Press Column Saturday 06 May 2000

One of the things that distinguishes Ruth Gledhill — there are others, as the Guardian diary has discovered — is her willingness actually to go to church. Her column At Your Service may grate on some people because of the vulgarity of rating services for "spiritual highs" but at least it keeps her off the ballroom floor and ensures that she spends some time every week plugged into normal religious activities. The natural tendency in any religious specialist is otherwise to suppose that if you have spent all week working then Sundays should be enjoyed as far from believers as possible. But there are still some stories which can only be got by getting your knees down, and Michael Brown had a lovely one in the Yorkshire Post on Monday. This started off as a standard parish row: new evangelical vicar sacks organist after discovering that he is not married to the woman he has been living with for the last ten years. Many papers had that. What Michael alone had was that when a member of the congregation made an impromptu speech in favour of the organist the vicar, the Rev Philip Evans, summed the police to restore order, while his wife marched out of church "raising her hands and shouting ‘Praise the Lord!’ and was followed by about 20 members of the congregation." It’s not clear whether the Holy Spirit was needed to back up the police, or vice versa. Either way, the story is almost unique as an example of life improving on St Gargoyle’s.

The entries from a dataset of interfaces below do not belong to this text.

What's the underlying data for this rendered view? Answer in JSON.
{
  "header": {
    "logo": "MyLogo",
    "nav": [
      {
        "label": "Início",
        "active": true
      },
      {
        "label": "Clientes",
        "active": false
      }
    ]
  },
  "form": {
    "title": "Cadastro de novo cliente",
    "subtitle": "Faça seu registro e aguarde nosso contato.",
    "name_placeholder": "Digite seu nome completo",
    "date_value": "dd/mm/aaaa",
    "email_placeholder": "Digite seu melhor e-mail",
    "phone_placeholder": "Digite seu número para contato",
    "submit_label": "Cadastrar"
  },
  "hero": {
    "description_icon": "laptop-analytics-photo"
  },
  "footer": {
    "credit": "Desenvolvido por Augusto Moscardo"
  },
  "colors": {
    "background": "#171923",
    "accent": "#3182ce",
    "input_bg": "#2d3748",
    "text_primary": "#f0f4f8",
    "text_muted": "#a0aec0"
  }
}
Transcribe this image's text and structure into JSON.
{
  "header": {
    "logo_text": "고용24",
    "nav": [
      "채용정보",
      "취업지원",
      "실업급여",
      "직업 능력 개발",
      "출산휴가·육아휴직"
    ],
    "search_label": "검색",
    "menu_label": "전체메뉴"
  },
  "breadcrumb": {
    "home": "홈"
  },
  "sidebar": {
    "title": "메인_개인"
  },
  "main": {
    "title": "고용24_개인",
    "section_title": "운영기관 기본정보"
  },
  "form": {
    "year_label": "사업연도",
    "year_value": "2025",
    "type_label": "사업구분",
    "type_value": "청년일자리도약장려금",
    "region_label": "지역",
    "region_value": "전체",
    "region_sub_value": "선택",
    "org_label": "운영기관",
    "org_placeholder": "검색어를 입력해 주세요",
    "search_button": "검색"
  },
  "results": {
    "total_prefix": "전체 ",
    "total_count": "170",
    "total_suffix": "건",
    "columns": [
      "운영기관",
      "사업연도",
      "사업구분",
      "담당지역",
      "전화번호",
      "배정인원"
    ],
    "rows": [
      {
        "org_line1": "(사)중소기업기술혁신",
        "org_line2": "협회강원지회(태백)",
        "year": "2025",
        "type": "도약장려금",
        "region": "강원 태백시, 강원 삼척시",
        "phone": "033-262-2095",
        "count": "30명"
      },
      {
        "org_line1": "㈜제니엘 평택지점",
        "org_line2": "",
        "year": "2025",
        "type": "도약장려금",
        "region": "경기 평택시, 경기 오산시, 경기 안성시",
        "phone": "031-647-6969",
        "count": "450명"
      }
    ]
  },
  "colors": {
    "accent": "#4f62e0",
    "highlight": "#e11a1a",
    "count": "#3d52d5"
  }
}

What the Guardian diary has got hold of is Ruth’s web site, This had had only 7,000 visitors when it was named web site of the month by the diary, which has been quoting choice snippets of autobiography in the hope of doubling the visitor count. It is up to 7,800 as I write, but I don’t think it will ever really take off as a cult unless he can reproduce the pictures as well as the words. I had no idea that her dance costumes were sponsored by a firm called ChrisAnne. Perhaps she could interest Vanpoules as well in her synodical outfits. In any case, she has fought back in quite the best way against this teasing, by announcing it as the first award her web pages have ever won, and providing links back to the Guardian stories.

Off the web, Ruth got Rowan Williams to talk about his love of the Simpsons. I liked this, not just because the show is, as he describes it, "very sophisticated ... and very moral"; but it is also the case that one of the most unattractive characters in it is the Flanders the fundie who lives next door to the Simpson family; and one of the most delightful gags in it was a sign on the church after a hurricane struck Springfield, which says: "God welcomes His victims." The peg for all this was his announcement that he didn’t think much of Hugh Grant and Julia Roberts in the film Notting Hill. He got nearly half a page in the Times and the Daily Telegraph for these remarks, but what was really extraordinary was that he managed to get across a get across a sophisticated and grown-up thought about sexual love despite being photographed in a dog-collar. To see the extent of his triumph, you need only look at the final quote in the Daily Telegraph’s coverage, where the PR droid from the film company says "Notting Hill has no sex in it and is probably one of the most romantic films of the Nineties. It clearly sends out the message that love conquers all." This is, in effect, to rebuke the Archbishop for not telling pretty lies.

Are we seeing the beginnings of an organised Christian political movement in this country? Three developments make this look possible. The first was William Hague’s speech at Spring Harvest, witheringly anatomised by Nick Cohen in the New Statesman. Cohen, an ebullient atheist, takes this as the coming together of two doomed organisations who have nothing to lose by associating with each other. But Hague would not have gone to Spring Harvest if someone had not put up a persuasive case that there were votes to be had from evangelical Christians. Clifford Longley had one of his more oracular columns in the Daily Telegraph about how Hague’s speech at Spring Harvest left open a line of communications between the churches and the Conservative party over immigration. Clifford will occasionally write columns which analyse and praise obscure policy documents at such lengths that I always suspect he has written them himself under another name. But they are, by the same token, a reliable indication that someone rich or powerful is concerned with the matter. Then there is the case of Ram Gidoomal, the Christian candidate for Mayor of London. The Daily Telegraph, a reliable guide to Conservative civil wars, has carried letters endorsing his candidacy from three suffragan bishops, the rather more influential figure of Sandy Millar, and now Gill Brentwood and Lady Sainsbury.

Perhaps I am just beig suspicious, but I can see a pattern here. Of course there is no chance of the Christian defeating Ken Livingstone. But that is not the point; indeed, the fact that votes against Livingstone in this election seem completely pointless actually strengthens the positions of a wild-card candidate. The interesting point is whether the HTB vote can damage Steven "shagger" Norris, the official Conservative. Norris stands for what one might call non-judgemental conservatism. He doesn’t want to condemn any adult for having sex, especially not with Steven Norris; and that is, it is assumed in the political classes, the way the voters feel too. But a good showing for Ram Gidoomal could be used as an argument to persuade William Hague that there are votes in pharisaism, especially now that he is himself a respectably married man. By the time this appears you will know whether there’s anything in this theory.

Front Cuts Book Back